If you want to get to the top of professional Valorant, your path is likely to be full of twists and turns. Dapr was a great player for Sentinels, and now he’s at the center of debates about what will happen with Valorant’s Tier 2 scene.
Professional Valorant: An Important Choice and the Rise of Sentinels
Dapr took a big step in his career in 2020 when he quit professional Counter-Strike and joined the growing world of Valorant. His choice paid off, as he became an important part of the Sentinels, a team that ruled the scene and won many tournaments. The high didn’t last, though.
Unexpected problems arose during the 2021–2022 season, which caused the Sentinels to rethink their team. And in the middle of all these changes, Sentinels started expanding, which would have a big impact on Dapr’s career.
A Fall from Grace: How Franchising Changed Tier 2
Sentinels’ move to franchising put Dapr back in Tier 2 and made him look like he didn’t belong there. Before Oxygen Esports hired him, he played for a short time with G2 Esports in the VCT Ascension league. At this point, Dapr thinks about how the introduction of franchising hurt players’ chances to take advantage of possibilities.
Professional Valorant: Franchising: The Reason Why Tier 2 Is Falling
As the 2024 season was about to start, on December 20, Dapr took to Twitter/X to share his concerns.

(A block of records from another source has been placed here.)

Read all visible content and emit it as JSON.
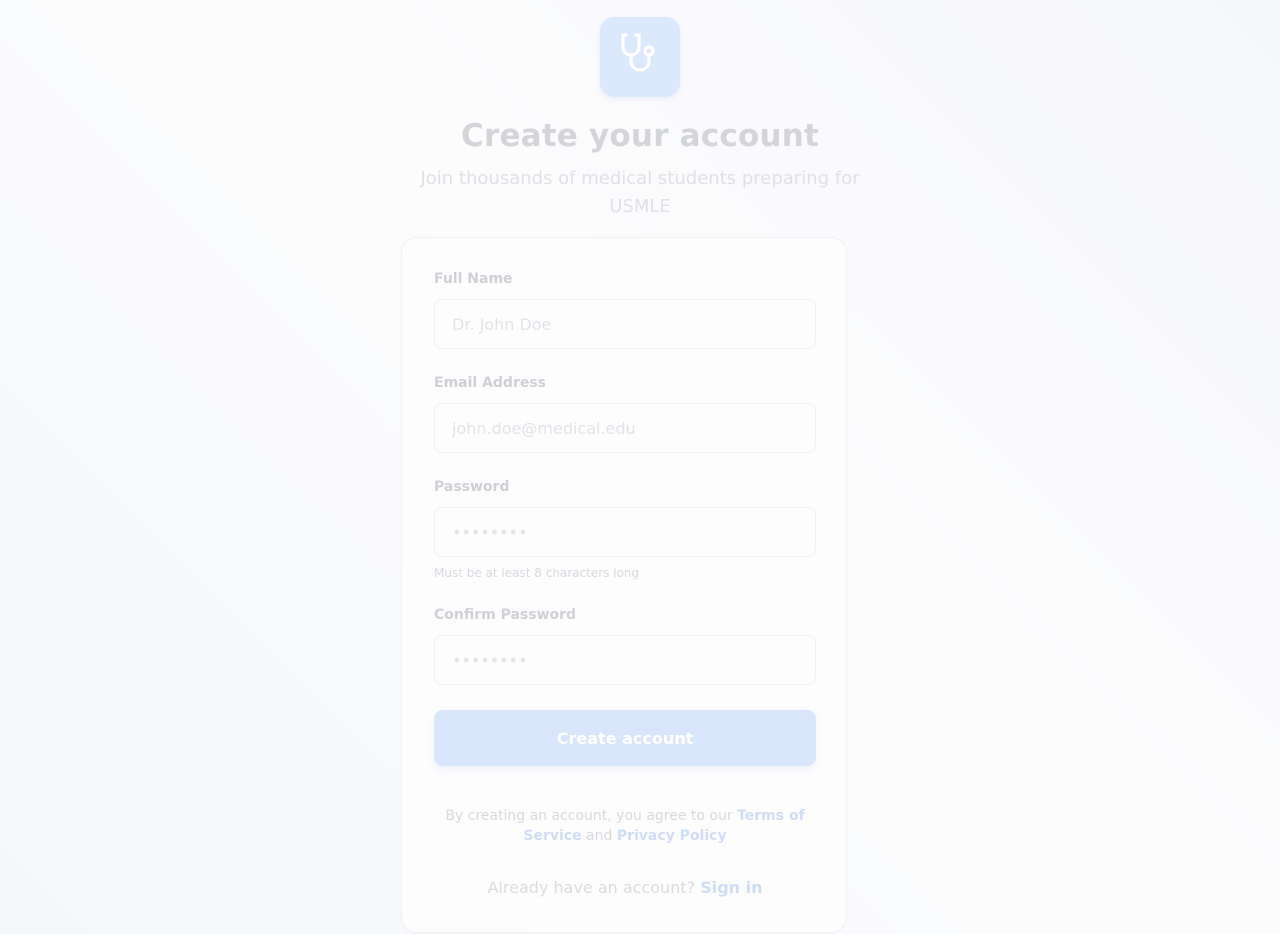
{
  "header": {
    "logo_icon": "stethoscope-icon",
    "title": "Create your account",
    "subtitle": "Join thousands of medical students preparing for USMLE"
  },
  "form": {
    "full_name": {
      "label": "Full Name",
      "placeholder": "Dr. John Doe",
      "value": ""
    },
    "email": {
      "label": "Email Address",
      "placeholder": "john.doe@medical.edu",
      "value": ""
    },
    "password": {
      "label": "Password",
      "placeholder": "••••••••",
      "value": "",
      "hint": "Must be at least 8 characters long"
    },
    "confirm_password": {
      "label": "Confirm Password",
      "placeholder": "••••••••",
      "value": ""
    },
    "submit_label": "Create account"
  },
  "legal": {
    "prefix": "By creating an account, you agree to our ",
    "terms_label": "Terms of Service",
    "middle": " and ",
    "privacy_label": "Privacy Policy"
  },
  "signin": {
    "prompt": "Already have an account? ",
    "link_label": "Sign in"
  },
  "colors": {
    "accent": "#d8e5fb",
    "link": "#d0ddf7",
    "logo_bg": "#dce8fc"
  }
}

He plainly said, “I quit CS because of a dying T2 scene, then after 3 years Valorant has a dying T2 scene.” People think that the end of Tier 2 in Valorant was set when franchising started, and his message backs this up.
He says that the drop is because franchising sets up false limits that make it harder for new talent to shine. Dapr hopes that those who are touched by these changes can find stability as things change around them.
Echoes of Concern: How the Community Reacted
Others in the game community agreed with Dapr, which started a conversation about the effects of franchising. Vanity, a well-known Valorant pro who has played in both Tier 1 and Tier 2, added his voice and said he felt like he was seeing “the same thing happen again.”
The community responded quickly and with support, and many people shared Dapr’s worries. “Franchising. Is. Bad. For. Esports.” was the short answer from one person. The general opinion is that franchising not only doesn’t work, but it also gets in the way of possible underdogs’ rise.
Professional Valorant: There is still a divided landscape.
Valorant is now in its second year of franchising, and the split between Tier 1 and Tier 2 teams is still there. Only a few Tier 2 teams have the chance to move up to the big games, similar to how The Guard won Ascension in 2023 and secured their spot among the franchised teams.
Finding Your Way Through the Difficult Ground Ahead
The things Dapr said helped NIAGASLOT understand the many problems players in Valorant’s Tier 2 scene face. As people in the community try to understand the huge effects of franchising, they hope that positive changes can be made to make the business world more open and competitive, which will help both seasoned workers and up-and-coming stars.